That means  we’re still looking at cold water and sluggish trout in most locations. Abrams Creek will be the lone standout as it’s milder water temperatures usually yield more active fish. There are also any number of streams that always seem to have a few greedy volunteers, but the best policy is to not expect much. That way you’re either pleasantly surprised by the fishing or your savvy predictions hold true; you can’t go wrong.

Charity Over Under Release Abrams

Charity releases an Abrams Creek rainbow on a relatively mild winter day

Our local tailwaters are still highly inconsistent with regards to flows, and that usually translates to inconsistent attitudes among the fish as well. They always seem to eat best when flows are the same over a good period of time. Right now you really have to keep you eyes on the schedules if you want to fish the Clinch or Holston, but you’ll find good windows.

The Hiwassee seems to be the most consistent and the river seems to be keeping bankers hours, usually approaching wadeable flows about lunch time and rising around dark. Chances are good you’ll see some risers up sipping midges or tiny BWO’s.

The South Holston has had similar situation and this river is always THE place to be if you have an itch for dry fly fishing that needs to be scratched in the winter.

But now that it’s February, this is what we’re really waiting for….

Quill Gordon

There have been several times over the years when we’ve seen superb hatches of Quill Gordon mayflies by the last day of February. The past few years weren’t among those, but it has certainly happened whenever we get about four or five days of mild weather allowing the water to reach 50 degrees for a couple of days. Even if it doesn’t happen by the end of the month it’s sure to arrive no later than the middle of March.

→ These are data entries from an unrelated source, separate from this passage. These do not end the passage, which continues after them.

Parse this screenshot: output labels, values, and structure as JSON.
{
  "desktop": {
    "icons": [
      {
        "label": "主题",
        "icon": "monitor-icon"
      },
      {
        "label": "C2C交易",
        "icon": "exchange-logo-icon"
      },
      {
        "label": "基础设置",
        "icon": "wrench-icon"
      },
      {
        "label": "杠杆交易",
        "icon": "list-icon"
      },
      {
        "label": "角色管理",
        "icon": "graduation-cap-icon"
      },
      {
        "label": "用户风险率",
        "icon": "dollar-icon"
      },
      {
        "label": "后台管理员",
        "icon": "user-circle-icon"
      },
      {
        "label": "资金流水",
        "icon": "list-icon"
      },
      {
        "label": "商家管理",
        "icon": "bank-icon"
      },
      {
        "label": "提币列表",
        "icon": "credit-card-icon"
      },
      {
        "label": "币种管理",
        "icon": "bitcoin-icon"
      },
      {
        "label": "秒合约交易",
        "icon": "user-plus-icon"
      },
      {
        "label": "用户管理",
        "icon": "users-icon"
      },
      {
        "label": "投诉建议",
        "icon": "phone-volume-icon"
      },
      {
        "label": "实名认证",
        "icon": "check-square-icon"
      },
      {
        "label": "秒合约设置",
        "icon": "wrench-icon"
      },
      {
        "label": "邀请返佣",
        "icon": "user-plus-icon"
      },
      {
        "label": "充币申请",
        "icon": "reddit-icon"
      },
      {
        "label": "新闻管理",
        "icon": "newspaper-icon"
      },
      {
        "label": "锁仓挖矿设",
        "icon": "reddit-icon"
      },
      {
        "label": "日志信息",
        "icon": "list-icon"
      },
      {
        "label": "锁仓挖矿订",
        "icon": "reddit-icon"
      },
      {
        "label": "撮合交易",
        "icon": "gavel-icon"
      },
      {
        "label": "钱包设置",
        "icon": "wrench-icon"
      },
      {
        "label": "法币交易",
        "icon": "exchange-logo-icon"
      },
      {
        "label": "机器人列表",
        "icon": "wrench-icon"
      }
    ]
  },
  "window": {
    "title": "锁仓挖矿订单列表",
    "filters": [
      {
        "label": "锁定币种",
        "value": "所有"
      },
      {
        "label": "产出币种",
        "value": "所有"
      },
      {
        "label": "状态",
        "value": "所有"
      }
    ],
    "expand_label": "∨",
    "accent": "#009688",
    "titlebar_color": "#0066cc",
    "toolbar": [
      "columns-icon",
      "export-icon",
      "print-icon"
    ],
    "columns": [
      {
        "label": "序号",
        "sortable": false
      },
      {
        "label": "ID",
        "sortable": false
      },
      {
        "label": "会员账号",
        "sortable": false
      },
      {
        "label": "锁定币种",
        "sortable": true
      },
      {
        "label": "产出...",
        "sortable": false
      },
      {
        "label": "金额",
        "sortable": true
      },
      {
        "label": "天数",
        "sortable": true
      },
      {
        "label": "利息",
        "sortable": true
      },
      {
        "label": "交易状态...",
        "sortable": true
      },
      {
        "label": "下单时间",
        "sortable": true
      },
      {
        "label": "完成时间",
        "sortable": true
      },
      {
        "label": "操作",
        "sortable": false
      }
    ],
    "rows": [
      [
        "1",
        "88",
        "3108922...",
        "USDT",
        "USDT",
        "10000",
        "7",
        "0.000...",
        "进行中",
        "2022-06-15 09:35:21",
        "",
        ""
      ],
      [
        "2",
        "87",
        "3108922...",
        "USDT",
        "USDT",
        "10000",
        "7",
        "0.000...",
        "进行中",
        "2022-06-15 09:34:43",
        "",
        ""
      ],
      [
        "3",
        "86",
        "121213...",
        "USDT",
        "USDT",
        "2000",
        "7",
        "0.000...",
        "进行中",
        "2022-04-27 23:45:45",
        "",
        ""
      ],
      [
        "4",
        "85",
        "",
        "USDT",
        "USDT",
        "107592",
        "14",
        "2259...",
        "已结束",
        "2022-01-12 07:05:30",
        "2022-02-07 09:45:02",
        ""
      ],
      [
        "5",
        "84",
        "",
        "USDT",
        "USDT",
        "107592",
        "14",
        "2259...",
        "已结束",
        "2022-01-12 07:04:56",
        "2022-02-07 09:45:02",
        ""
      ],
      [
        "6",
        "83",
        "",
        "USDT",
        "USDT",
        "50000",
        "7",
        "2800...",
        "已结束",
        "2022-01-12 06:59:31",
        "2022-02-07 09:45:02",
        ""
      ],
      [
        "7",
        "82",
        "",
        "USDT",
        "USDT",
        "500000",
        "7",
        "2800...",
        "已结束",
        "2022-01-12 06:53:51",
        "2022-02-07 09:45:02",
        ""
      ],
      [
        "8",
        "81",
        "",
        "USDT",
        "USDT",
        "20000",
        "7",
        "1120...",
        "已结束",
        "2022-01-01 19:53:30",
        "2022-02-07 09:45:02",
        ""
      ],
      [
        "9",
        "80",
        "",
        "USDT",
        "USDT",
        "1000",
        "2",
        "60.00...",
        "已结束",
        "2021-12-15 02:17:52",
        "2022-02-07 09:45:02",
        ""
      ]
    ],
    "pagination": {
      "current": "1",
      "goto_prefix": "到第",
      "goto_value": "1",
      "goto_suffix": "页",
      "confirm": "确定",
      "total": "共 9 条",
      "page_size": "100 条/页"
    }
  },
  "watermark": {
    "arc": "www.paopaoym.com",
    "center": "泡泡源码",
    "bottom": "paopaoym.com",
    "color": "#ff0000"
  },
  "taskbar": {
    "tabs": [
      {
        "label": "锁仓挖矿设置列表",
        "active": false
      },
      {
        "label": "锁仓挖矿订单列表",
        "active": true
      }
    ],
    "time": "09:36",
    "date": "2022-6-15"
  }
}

And we’re ready… (Well, almost. Still working on getting those flies in stock!)